A discussion on Wordcraft pointed me to, "What ten things would a stylish man have in his wallet?" According to Elaine Szewczyk, he'd have matches, a toothpick, a safety pin, a business card from a local florist, a library card, a $100 bill, restaurant recommendations, a mint, a driver's license, and a picture of parents.

I tried to read Elaine's reasons as though they were intended to be humorous, but there are enough sensible lines in there to suggest that she's really trying to give good advice to guys. Once you've read her notes on the library card and $100 bill, you'll understand why her list demanded my parody.

Here are the same 10 items, but with a more realistic assessment of why they're necessary.

Guys, keep these ten items in your wallet. You never know when you'll need them:

  • Matches. Channel your inner Guy Fawks. Even if you don't plan to wreak havoc with national monuments, matches are a great item to keep on your person. You'll be grateful at the next party when someone calls for the big blue flame.
  • Toothpick. Of course no one's asking that you pick your teeth in public, but you have enough je ne sais quoi to do so without being asked. The toothpick is an emergency item, the kind of thing that will prove useful when performing emergency eye-surgery.
  • Safety pin. Like the toothpick, this is for emergency use only. If a friend has set you up with an "interesting lady" and neglected to tell you she's into body piercing, a stylish man will be ready to adjust his appearance at a moment's notice.
  • Business card from a local florist. Let's face it. With as much style and as little substance as you have, you're going to need to apologize pretty often.
  • Library card. Why bother reading a lot of books and being an entertaining conversationalist when you can flash a free card and pretend you're the "still waters" type.
  • $100 bill. A $100 bill is a reminder that you're always going to be offering what you can't deliver. Your attitude is bigger than a street kid with a new handgun. Pulling out the occasional hundred is an image-maker's secret weapon. It shrugs and says, "I haven't got any small change. Can you pick this one up?"
  • Restaurant recommendations. A stylish man knows his way around town. He's been there and done that. A date may twig to your lack of restaurant knowledge on the third visit to the same Hooters, but it's rare you'll ever get to a third date with anyone that smart.
  • Mint. Well, actually the key to your own private mint. That's how much money you'll need to keep them coming back for more. If you don't have it, you have nothing.
  • Driver's license. No matter how you look at it, the ability to consume your planet's non-renewable resources is what distinguishes you from dumb animals. Driving your SUV when walking would have sufficed is all a matter of style. Show your confident disregard.
  • A picture of parents. Most girls realize that one day you're going to end up looking like your father. Of course you're stylish. You can't choose your relatives but you can fake their identities. (Faking identities only works if you never have to reveal your actual family. If you're looking for a long term relationship, you've already read far too much of this style guide.)
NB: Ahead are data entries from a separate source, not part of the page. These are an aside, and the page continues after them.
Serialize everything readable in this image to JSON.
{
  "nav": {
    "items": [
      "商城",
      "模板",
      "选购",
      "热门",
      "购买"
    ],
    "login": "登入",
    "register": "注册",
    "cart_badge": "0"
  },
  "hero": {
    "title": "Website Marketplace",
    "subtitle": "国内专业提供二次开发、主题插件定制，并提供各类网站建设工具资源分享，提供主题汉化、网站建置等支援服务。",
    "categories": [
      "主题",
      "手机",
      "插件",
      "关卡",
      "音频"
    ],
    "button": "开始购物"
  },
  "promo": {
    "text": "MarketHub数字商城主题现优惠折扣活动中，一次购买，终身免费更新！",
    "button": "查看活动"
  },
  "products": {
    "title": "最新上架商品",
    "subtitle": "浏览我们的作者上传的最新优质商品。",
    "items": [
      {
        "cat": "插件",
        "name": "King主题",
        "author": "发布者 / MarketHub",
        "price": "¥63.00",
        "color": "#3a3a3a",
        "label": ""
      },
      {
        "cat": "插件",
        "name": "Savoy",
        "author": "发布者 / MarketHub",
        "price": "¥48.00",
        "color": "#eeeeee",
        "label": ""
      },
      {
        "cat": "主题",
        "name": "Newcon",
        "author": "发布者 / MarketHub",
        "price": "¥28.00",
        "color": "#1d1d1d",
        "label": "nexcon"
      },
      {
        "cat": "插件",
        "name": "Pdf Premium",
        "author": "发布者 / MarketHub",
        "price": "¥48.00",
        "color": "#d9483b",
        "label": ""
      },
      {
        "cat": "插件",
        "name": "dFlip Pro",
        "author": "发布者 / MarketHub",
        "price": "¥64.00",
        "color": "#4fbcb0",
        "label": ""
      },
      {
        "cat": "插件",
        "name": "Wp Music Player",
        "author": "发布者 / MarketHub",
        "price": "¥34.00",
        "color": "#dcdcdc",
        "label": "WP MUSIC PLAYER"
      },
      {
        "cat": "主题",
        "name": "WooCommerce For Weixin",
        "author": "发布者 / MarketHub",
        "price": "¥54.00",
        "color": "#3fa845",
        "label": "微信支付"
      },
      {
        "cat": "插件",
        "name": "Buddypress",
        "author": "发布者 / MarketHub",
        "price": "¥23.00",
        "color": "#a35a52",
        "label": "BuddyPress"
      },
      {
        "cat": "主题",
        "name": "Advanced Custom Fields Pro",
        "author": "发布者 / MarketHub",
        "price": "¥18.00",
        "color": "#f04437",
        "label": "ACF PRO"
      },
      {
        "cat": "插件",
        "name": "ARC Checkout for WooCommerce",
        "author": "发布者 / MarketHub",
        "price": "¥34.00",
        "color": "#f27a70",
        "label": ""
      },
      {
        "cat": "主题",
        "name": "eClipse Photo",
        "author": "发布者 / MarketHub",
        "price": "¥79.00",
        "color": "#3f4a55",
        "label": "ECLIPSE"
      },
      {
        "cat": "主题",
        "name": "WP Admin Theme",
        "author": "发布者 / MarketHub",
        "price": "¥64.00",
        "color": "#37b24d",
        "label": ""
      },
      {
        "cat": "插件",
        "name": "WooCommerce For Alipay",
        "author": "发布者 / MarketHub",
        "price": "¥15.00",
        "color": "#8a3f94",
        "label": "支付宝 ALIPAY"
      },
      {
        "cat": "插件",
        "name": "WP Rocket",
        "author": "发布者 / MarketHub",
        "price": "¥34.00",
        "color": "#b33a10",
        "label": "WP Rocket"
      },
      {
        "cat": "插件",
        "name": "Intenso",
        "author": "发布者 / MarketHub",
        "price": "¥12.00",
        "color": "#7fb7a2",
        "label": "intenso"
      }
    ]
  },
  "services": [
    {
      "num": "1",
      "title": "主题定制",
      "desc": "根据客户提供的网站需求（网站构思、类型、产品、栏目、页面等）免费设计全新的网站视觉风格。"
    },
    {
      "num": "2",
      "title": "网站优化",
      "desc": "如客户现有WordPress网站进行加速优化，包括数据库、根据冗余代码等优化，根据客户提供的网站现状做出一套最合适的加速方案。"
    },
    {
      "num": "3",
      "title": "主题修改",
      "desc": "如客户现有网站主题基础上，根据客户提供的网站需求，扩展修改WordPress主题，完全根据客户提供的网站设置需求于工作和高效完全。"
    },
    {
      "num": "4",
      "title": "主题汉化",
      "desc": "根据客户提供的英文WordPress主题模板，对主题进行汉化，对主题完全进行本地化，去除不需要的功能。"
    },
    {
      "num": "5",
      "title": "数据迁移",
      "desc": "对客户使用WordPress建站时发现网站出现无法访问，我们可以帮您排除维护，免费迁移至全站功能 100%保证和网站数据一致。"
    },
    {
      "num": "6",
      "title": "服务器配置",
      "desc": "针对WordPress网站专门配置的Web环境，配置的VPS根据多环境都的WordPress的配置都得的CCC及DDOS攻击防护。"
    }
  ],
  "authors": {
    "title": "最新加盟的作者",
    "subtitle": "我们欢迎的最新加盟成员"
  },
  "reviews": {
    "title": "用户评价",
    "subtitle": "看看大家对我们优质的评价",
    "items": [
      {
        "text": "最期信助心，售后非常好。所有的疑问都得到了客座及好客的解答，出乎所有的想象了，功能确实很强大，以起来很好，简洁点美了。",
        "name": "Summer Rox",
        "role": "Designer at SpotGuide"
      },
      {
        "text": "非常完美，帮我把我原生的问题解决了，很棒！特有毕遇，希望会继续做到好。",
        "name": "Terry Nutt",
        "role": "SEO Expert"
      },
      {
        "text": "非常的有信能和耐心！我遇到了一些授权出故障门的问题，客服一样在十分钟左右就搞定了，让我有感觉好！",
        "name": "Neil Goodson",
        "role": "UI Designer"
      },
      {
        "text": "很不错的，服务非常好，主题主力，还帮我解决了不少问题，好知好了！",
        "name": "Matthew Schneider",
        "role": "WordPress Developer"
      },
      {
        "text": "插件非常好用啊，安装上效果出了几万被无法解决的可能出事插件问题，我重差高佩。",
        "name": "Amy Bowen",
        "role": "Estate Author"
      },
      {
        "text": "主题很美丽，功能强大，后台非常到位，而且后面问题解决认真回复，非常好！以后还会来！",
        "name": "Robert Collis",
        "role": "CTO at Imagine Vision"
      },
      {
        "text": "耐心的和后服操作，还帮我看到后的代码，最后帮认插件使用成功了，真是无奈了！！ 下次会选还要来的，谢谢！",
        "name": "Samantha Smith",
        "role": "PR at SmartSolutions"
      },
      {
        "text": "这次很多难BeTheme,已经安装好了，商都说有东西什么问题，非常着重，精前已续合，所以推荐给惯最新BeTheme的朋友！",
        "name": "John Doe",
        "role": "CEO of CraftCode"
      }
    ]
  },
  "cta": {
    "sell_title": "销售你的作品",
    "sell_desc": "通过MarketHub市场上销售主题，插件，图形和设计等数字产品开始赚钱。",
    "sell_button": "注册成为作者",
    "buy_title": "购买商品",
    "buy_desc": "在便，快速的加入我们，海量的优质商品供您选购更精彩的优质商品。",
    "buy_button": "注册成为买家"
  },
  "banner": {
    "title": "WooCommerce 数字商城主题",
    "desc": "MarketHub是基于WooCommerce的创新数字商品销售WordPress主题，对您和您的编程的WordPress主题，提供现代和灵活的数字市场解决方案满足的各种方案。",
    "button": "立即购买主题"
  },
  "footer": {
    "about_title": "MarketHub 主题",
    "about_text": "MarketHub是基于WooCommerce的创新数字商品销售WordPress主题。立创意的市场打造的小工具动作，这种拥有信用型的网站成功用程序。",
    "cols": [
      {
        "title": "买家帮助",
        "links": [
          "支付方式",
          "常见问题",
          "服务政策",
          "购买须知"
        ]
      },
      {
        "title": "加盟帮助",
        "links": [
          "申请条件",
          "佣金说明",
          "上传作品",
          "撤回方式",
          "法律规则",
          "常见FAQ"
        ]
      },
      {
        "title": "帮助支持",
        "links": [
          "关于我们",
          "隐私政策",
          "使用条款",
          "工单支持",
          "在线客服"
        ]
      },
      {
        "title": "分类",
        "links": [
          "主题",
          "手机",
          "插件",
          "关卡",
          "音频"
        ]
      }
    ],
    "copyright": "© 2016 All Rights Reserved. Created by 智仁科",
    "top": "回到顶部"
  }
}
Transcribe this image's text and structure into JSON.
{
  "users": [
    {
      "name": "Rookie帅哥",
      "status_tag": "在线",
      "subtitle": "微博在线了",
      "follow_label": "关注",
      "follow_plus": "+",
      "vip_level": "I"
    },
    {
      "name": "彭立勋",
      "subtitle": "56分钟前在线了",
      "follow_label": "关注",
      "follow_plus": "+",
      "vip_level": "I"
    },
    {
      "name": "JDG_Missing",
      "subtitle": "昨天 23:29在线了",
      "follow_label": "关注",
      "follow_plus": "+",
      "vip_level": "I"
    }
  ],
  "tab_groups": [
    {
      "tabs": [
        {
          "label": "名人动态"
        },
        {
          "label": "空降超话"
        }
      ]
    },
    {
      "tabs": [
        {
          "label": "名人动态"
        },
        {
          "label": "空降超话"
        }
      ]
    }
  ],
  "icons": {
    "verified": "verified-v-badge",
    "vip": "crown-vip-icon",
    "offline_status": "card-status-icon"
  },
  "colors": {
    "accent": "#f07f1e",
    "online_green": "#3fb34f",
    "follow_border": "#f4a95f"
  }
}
Hahahaha! That's great, Virge :)

$100 bill story: in the United States, where all the damn money looks the same, I once went into a McDonald's for a coffee and sarnie. "Two dollars," says the girl behind the counter. "Okay--one, two," I count, except it's really "One, a hundred and one," because I am too tired to spot the difference. So I hand this to the girl and start stumbling out, coffee already raised to my lips. I'm JUST going out the door, when I hear frantic footsteps behind me: "Ma'am! Ma'am! This is a hundred dollar bill!"

I must say, I was impressed. A lot of folks would've kept that.

/irrelevant story.

Those had me in stitches, though. Very amusing.

Beyond the humour of the parody, the sad part is that style (read: superficiality) is probably a clear winner when it comes to human sexual selection criteria. That saddens me because I'm still foolishly clinging to ideas about human evolution having been influenced by selection based on intelligence. It's too easy to look at the explosion of knowledge over the last few hundred years and conflate that with old dreams of enlightened utopian destiny. On an evolutionary scale, human intelligence has only increased because of its value in social manipulation and deceit: how to get more with less effort.

It's stories like your $100 bill one that remind me not to let my cynicism take over. If we can live and work in a sociopolitical environment that doesn't foster fear and mistrust, then the cooperative and caring parts of human nature will show more often.

If it makes you feel any better, I lost all interest in a most stylish fellow last year when he couldn't hold up his end of an argument. I think I was chatting to you on ICQ, at the time, in fact--or maybe that was someone else. Anyhow, it was driving me nuts, the amazing leaps of illogic this fellow was making. There were no more dates after that.

Some of us still do prefer a bit of substance. (We end up old maids, though, living with giant rats. Ha, ha.)